The second most common cause of AD is pain or irritation within the colorectal area. Constipation, hemorrhoids, and anal fissures, all frequently observed in patients with SCI, contribute to episodes of AD (Teasell et al. 2000; McGuire & Kumar 1986; Hawkins et al. 1994; Teichman et al. 1998). Digital stimulation, a common component of bowel routines in individuals with SCI, can also trigger AD (Furusawa et al. 2007), especially in the presence of hemorrhoids and/or anal fissures. In addition, rectosigmoid distension and anal manipulation are common iatrogenic triggers of AD (Cosman & Vu 2005).

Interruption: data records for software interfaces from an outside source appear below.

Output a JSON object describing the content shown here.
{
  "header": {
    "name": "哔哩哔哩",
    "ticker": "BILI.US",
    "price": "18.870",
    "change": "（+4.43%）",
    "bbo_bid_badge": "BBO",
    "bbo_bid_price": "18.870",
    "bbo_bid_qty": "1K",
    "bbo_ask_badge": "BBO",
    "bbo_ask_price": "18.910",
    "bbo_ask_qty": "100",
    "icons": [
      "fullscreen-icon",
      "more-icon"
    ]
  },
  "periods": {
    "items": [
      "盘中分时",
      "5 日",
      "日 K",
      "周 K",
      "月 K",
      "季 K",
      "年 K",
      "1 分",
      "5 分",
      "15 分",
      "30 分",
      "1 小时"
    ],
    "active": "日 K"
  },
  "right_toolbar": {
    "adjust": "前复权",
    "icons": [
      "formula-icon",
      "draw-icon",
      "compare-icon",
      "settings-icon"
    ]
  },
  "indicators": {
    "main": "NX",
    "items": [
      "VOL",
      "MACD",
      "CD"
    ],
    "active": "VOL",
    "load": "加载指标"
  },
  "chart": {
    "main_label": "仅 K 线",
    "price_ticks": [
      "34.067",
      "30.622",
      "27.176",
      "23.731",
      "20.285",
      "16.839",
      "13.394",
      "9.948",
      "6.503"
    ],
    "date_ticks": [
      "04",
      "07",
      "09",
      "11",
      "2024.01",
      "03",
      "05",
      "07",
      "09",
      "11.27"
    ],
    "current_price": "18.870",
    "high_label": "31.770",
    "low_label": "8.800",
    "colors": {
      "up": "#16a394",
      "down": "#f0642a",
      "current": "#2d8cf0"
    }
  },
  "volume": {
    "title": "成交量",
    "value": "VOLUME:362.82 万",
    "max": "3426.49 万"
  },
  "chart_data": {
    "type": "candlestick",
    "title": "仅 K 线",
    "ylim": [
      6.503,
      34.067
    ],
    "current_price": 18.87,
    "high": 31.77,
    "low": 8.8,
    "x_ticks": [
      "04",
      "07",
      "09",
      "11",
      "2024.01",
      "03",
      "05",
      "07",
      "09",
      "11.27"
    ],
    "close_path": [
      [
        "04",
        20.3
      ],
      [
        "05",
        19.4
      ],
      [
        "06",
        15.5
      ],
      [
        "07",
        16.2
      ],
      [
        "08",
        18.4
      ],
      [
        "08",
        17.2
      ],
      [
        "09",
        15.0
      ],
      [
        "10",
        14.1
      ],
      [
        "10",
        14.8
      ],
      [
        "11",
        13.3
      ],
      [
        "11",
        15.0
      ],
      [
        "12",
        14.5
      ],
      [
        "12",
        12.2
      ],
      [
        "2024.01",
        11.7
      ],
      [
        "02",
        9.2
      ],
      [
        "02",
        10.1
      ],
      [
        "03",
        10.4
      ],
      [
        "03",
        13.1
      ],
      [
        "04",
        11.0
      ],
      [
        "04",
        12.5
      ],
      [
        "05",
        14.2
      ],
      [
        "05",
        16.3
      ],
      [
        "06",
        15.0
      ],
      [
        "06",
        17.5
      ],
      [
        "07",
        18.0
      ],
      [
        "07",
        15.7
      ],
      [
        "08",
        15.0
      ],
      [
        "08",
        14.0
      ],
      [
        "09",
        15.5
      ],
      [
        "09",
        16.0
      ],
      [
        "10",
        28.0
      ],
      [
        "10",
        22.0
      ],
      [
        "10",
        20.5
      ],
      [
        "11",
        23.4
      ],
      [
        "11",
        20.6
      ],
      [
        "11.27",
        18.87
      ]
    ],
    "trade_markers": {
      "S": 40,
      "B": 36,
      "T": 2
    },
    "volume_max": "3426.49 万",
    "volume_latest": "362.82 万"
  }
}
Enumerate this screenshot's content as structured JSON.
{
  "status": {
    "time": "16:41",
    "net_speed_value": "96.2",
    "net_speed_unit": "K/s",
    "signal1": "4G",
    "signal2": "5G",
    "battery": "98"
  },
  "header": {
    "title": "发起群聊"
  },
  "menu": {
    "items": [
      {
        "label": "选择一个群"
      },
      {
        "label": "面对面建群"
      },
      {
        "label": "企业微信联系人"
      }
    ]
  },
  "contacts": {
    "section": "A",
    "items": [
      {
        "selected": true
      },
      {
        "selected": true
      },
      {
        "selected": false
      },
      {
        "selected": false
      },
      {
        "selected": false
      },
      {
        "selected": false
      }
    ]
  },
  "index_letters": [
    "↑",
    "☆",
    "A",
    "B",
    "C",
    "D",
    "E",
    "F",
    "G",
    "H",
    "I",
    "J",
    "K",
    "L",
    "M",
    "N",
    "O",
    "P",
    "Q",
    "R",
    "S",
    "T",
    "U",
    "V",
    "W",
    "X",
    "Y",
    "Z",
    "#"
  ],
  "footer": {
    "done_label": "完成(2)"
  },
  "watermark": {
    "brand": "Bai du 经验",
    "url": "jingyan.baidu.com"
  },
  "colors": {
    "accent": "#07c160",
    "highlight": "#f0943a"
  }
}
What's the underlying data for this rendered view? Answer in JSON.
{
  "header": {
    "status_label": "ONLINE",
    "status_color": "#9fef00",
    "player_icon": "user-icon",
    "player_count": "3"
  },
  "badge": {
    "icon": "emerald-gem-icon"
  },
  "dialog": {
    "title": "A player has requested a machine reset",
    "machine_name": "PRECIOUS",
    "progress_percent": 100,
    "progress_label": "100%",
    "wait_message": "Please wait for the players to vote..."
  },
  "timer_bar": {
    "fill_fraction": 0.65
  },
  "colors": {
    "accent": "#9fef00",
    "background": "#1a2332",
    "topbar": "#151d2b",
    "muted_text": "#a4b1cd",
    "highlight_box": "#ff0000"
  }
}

In two small RCTs (n=70) (Cosman & Vu 2005; Cosman et al. 2002), investigators compared the effect of topical local anesthesia of the anorectal area to a nonmedicated control gel for the prevention of AD during anorectal procedures. They found that anoscopy, which involves stretching the anal sphincters, was a more potent stimulus for AD than flexible sigmoidoscopy, which involves gaseous distention of the rectosigmoid. In one randomized, double-blind, placebo-controlled trial, AD was not abolished by topical lidocaine in the rectum during the anorectal procedure (Cosman et al. 2002). However, the same investigators in a later RCT demonstrated that intersphincteric anal block with lidocaine was effective in limiting anorectal procedure-associated AD (Cosman & Vu 2005). In one small RCT (n=25) (Furusawa et al. 2009) investigators found that topical lidocaine applied to the rectum prior to digital bowel stimulation significantly reduced systolic blood pressure and reports of AD over the duration of the bowel program when compared to the control group.
There is level 1 evidence (from 1 RCT) (Cosman & Vu 2005) that lidocaine anal block significantly limits the AD response in susceptible patients undergoing anorectal procedures.
There is level 1 evidence (from 1 RCT) (Cosman et al. 2002) that topical lidocaine does not limit or prevent AD in susceptible patients during anorectal procedures.
There is level 1 evidence (from 1 RCT) (Furusawa et al. 2009) that topical lidocaine may help to prevent AD during gentle bowel stimulation.
Lidocaine anal block can limit the AD response in susceptible patients
undergoing anorectal procedures.
Topical lidocaine may prevent AD during digital bowel stimulation but does not prevent AD during anorectal procedures.